CBI: Apprentice levy needs a ‘radical rethink’

CBI DG Carolyn Fairbairn has told an audience of business leaders in London today that the government’s plans for the Apprentice Levy are flawed, and require a radical rethink.

According to Fairhead, “firms are passionate about apprenticeships, and it’s this passion which drives deep frustration over the levy plans as they currently stand.”

The CBI’s main objection to the planned levy, which comes into effect in April of 2017 is that the current plans fail to take into account the needs of business, and rather than creating a “’once-in-a-generation revolution’ in skills, but it is currently only likely to deliver another “once-in-an-administration shake-up.”

“Currently, the levy misunderstands training only as apprenticeships and the current design encourages firms to re-badge their existing programmes,” Fairbairn said.

“Companies are having to change the ‘spec’ of graduate or management training schemes – programmes that are working perfectly well – just to fit apprenticeship standards.

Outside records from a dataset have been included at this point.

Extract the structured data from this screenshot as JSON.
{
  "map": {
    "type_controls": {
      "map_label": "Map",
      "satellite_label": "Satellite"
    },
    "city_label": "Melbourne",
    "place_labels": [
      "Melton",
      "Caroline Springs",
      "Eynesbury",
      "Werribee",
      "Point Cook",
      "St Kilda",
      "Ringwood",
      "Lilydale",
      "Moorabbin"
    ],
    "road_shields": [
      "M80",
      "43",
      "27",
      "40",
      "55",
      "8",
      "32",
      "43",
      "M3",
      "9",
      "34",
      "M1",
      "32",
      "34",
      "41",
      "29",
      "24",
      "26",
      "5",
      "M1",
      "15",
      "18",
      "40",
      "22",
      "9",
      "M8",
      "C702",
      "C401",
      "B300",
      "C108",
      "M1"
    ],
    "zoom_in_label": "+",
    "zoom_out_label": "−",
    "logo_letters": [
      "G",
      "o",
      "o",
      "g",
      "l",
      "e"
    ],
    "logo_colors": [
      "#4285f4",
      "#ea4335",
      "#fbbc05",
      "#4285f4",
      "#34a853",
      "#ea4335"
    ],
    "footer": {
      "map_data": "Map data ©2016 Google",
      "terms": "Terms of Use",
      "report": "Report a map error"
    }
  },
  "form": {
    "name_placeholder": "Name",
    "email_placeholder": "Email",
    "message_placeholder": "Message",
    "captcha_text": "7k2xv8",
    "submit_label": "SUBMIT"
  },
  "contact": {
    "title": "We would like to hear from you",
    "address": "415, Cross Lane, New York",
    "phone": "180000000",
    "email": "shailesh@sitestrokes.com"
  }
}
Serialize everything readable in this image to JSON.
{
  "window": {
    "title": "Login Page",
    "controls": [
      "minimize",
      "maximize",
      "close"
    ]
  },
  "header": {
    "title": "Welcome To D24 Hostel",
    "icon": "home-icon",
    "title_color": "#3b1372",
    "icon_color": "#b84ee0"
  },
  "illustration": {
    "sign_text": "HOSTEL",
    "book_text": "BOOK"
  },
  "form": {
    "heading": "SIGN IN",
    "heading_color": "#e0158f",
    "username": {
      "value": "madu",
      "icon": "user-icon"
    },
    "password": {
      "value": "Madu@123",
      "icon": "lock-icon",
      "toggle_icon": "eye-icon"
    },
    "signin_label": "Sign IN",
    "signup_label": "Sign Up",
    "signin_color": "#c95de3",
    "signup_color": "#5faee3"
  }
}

“When it comes to training – business knows best.  They should have the flexibility to choose the kind of training which is right for them, whether it’s labelled an ‘apprenticeship’ or not.

The CBI identified three key factors that will improve the chances of the Levy delivering real benefits:

  • A stronger role for the new Institute for Apprenticeships – include measuring and managing the system around the levy;
  • More flexibility in how firms can spend the levy – including on existing training and high-quality support for apprentices;
  • The digital system which manages levy spend must be ready and able to support the delivery of apprenticeship training which businesses need, in full and from the start.

Commenting on the timing of the levy’s introduction, Fairhead said, “We’re less than 12 months from the levy’s planned start date in April 2017 – and for business, that’s the equivalent of tomorrow. The pressure of the Government’s deadline means that firms lack crucial information about the levy and a realistic lead-in time to prepare for it.

“Today, firms are having to treat the levy as a tax, because the headline cost is all they’re certain of.  Businesses of all sectors and sizes are still in the dark – cutting-corners isn’t in anyone’s interest.

“Government needs to work with business to resolve these issues before the levy launches. This means taking the time to get this right to design a flexible, business-led system – through the Institute – that encourages employers to spend on quality training opportunities.”